Assignment: Leave out the pictures and return every entry exactly as it appears.
Top of Material shown
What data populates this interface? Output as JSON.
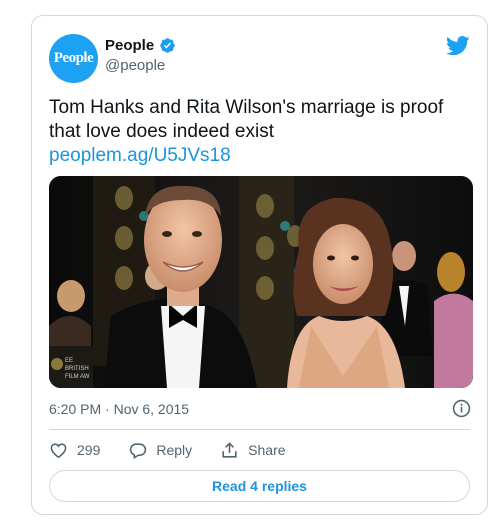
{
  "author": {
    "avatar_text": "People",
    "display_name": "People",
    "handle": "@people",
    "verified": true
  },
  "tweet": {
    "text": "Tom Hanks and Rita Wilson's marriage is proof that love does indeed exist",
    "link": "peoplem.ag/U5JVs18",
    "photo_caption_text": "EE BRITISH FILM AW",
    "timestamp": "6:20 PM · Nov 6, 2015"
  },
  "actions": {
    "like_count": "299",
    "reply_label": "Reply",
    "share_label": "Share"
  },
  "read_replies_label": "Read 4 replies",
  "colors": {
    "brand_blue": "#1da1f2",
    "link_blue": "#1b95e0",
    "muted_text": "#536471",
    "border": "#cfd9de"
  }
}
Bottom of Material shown
Reply to the task:
What data populates this interface? Output as JSON.
{
  "author": {
    "avatar_text": "People",
    "display_name": "People",
    "handle": "@people",
    "verified": true
  },
  "tweet": {
    "text": "Tom Hanks and Rita Wilson's marriage is proof that love does indeed exist",
    "link": "peoplem.ag/U5JVs18",
    "photo_caption_text": "EE BRITISH FILM AW",
    "timestamp": "6:20 PM · Nov 6, 2015"
  },
  "actions": {
    "like_count": "299",
    "reply_label": "Reply",
    "share_label": "Share"
  },
  "read_replies_label": "Read 4 replies",
  "colors": {
    "brand_blue": "#1da1f2",
    "link_blue": "#1b95e0",
    "muted_text": "#536471",
    "border": "#cfd9de"
  }
}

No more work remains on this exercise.